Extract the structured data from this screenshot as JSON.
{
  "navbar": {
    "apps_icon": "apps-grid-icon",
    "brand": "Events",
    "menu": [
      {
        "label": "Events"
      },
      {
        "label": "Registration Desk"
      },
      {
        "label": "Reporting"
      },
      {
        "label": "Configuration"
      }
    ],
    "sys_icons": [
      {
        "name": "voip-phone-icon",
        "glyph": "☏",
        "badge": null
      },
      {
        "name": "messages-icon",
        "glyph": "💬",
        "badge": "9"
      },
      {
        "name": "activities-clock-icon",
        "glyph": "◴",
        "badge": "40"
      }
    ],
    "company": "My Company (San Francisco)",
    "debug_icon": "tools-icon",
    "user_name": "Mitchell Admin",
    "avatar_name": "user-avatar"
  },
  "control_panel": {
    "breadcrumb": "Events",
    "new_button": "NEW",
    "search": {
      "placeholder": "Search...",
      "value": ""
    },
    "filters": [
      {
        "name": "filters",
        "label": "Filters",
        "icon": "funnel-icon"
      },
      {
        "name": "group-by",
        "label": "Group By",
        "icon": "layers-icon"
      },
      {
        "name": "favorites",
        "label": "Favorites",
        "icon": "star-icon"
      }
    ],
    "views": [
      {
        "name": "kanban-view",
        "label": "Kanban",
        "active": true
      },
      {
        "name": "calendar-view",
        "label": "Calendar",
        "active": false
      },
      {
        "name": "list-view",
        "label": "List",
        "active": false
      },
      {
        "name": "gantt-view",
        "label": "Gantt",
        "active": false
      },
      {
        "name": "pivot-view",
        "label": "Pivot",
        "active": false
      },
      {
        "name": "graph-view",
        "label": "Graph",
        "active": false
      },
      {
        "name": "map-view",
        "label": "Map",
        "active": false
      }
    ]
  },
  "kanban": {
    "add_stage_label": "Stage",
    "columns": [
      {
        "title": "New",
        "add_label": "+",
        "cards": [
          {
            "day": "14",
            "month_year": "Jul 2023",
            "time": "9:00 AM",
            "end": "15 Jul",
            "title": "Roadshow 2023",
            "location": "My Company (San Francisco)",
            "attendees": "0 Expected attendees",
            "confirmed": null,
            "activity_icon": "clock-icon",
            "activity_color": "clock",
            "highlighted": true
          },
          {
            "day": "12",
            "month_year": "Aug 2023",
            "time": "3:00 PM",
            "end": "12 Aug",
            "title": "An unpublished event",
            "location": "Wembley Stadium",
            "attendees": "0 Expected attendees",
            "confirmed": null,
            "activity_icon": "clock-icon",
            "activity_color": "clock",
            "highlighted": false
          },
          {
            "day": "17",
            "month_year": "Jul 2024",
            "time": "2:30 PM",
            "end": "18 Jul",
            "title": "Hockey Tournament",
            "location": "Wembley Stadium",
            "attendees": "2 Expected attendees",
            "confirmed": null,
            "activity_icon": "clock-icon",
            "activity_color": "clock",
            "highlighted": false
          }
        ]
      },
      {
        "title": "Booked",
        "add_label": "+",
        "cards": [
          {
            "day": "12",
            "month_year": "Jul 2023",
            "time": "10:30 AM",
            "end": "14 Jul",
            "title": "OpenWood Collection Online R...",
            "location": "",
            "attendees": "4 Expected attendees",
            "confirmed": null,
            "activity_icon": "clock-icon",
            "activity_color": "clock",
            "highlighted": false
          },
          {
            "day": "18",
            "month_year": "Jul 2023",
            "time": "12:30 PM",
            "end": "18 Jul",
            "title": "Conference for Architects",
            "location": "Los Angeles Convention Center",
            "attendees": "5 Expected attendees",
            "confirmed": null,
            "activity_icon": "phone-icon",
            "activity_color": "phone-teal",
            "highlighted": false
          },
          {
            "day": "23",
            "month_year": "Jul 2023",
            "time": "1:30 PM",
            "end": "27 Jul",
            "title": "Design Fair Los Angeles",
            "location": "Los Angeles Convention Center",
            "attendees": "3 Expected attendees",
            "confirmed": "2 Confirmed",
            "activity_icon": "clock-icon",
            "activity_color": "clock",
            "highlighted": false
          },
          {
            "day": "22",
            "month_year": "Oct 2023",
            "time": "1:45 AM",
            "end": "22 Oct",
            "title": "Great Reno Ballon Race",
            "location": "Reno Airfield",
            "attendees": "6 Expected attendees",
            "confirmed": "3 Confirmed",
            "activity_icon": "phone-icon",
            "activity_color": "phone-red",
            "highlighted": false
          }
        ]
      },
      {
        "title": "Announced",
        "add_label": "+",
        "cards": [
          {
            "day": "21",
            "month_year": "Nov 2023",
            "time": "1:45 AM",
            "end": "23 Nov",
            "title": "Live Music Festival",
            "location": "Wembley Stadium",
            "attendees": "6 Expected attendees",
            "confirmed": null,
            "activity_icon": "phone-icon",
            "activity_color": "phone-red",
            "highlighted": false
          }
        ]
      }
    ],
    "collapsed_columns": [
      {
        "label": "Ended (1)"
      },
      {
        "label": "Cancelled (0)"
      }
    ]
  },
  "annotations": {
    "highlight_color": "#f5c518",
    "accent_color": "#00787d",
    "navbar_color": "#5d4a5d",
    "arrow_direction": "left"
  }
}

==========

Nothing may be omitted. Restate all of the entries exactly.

Extract the structured data from this screenshot as JSON.
{
  "navbar": {
    "apps_icon": "apps-grid-icon",
    "brand": "Events",
    "menu": [
      {
        "label": "Events"
      },
      {
        "label": "Registration Desk"
      },
      {
        "label": "Reporting"
      },
      {
        "label": "Configuration"
      }
    ],
    "sys_icons": [
      {
        "name": "voip-phone-icon",
        "glyph": "☏",
        "badge": null
      },
      {
        "name": "messages-icon",
        "glyph": "💬",
        "badge": "9"
      },
      {
        "name": "activities-clock-icon",
        "glyph": "◴",
        "badge": "40"
      }
    ],
    "company": "My Company (San Francisco)",
    "debug_icon": "tools-icon",
    "user_name": "Mitchell Admin",
    "avatar_name": "user-avatar"
  },
  "control_panel": {
    "breadcrumb": "Events",
    "new_button": "NEW",
    "search": {
      "placeholder": "Search...",
      "value": ""
    },
    "filters": [
      {
        "name": "filters",
        "label": "Filters",
        "icon": "funnel-icon"
      },
      {
        "name": "group-by",
        "label": "Group By",
        "icon": "layers-icon"
      },
      {
        "name": "favorites",
        "label": "Favorites",
        "icon": "star-icon"
      }
    ],
    "views": [
      {
        "name": "kanban-view",
        "label": "Kanban",
        "active": true
      },
      {
        "name": "calendar-view",
        "label": "Calendar",
        "active": false
      },
      {
        "name": "list-view",
        "label": "List",
        "active": false
      },
      {
        "name": "gantt-view",
        "label": "Gantt",
        "active": false
      },
      {
        "name": "pivot-view",
        "label": "Pivot",
        "active": false
      },
      {
        "name": "graph-view",
        "label": "Graph",
        "active": false
      },
      {
        "name": "map-view",
        "label": "Map",
        "active": false
      }
    ]
  },
  "kanban": {
    "add_stage_label": "Stage",
    "columns": [
      {
        "title": "New",
        "add_label": "+",
        "cards": [
          {
            "day": "14",
            "month_year": "Jul 2023",
            "time": "9:00 AM",
            "end": "15 Jul",
            "title": "Roadshow 2023",
            "location": "My Company (San Francisco)",
            "attendees": "0 Expected attendees",
            "confirmed": null,
            "activity_icon": "clock-icon",
            "activity_color": "clock",
            "highlighted": true
          },
          {
            "day": "12",
            "month_year": "Aug 2023",
            "time": "3:00 PM",
            "end": "12 Aug",
            "title": "An unpublished event",
            "location": "Wembley Stadium",
            "attendees": "0 Expected attendees",
            "confirmed": null,
            "activity_icon": "clock-icon",
            "activity_color": "clock",
            "highlighted": false
          },
          {
            "day": "17",
            "month_year": "Jul 2024",
            "time": "2:30 PM",
            "end": "18 Jul",
            "title": "Hockey Tournament",
            "location": "Wembley Stadium",
            "attendees": "2 Expected attendees",
            "confirmed": null,
            "activity_icon": "clock-icon",
            "activity_color": "clock",
            "highlighted": false
          }
        ]
      },
      {
        "title": "Booked",
        "add_label": "+",
        "cards": [
          {
            "day": "12",
            "month_year": "Jul 2023",
            "time": "10:30 AM",
            "end": "14 Jul",
            "title": "OpenWood Collection Online R...",
            "location": "",
            "attendees": "4 Expected attendees",
            "confirmed": null,
            "activity_icon": "clock-icon",
            "activity_color": "clock",
            "highlighted": false
          },
          {
            "day": "18",
            "month_year": "Jul 2023",
            "time": "12:30 PM",
            "end": "18 Jul",
            "title": "Conference for Architects",
            "location": "Los Angeles Convention Center",
            "attendees": "5 Expected attendees",
            "confirmed": null,
            "activity_icon": "phone-icon",
            "activity_color": "phone-teal",
            "highlighted": false
          },
          {
            "day": "23",
            "month_year": "Jul 2023",
            "time": "1:30 PM",
            "end": "27 Jul",
            "title": "Design Fair Los Angeles",
            "location": "Los Angeles Convention Center",
            "attendees": "3 Expected attendees",
            "confirmed": "2 Confirmed",
            "activity_icon": "clock-icon",
            "activity_color": "clock",
            "highlighted": false
          },
          {
            "day": "22",
            "month_year": "Oct 2023",
            "time": "1:45 AM",
            "end": "22 Oct",
            "title": "Great Reno Ballon Race",
            "location": "Reno Airfield",
            "attendees": "6 Expected attendees",
            "confirmed": "3 Confirmed",
            "activity_icon": "phone-icon",
            "activity_color": "phone-red",
            "highlighted": false
          }
        ]
      },
      {
        "title": "Announced",
        "add_label": "+",
        "cards": [
          {
            "day": "21",
            "month_year": "Nov 2023",
            "time": "1:45 AM",
            "end": "23 Nov",
            "title": "Live Music Festival",
            "location": "Wembley Stadium",
            "attendees": "6 Expected attendees",
            "confirmed": null,
            "activity_icon": "phone-icon",
            "activity_color": "phone-red",
            "highlighted": false
          }
        ]
      }
    ],
    "collapsed_columns": [
      {
        "label": "Ended (1)"
      },
      {
        "label": "Cancelled (0)"
      }
    ]
  },
  "annotations": {
    "highlight_color": "#f5c518",
    "accent_color": "#00787d",
    "navbar_color": "#5d4a5d",
    "arrow_direction": "left"
  }
}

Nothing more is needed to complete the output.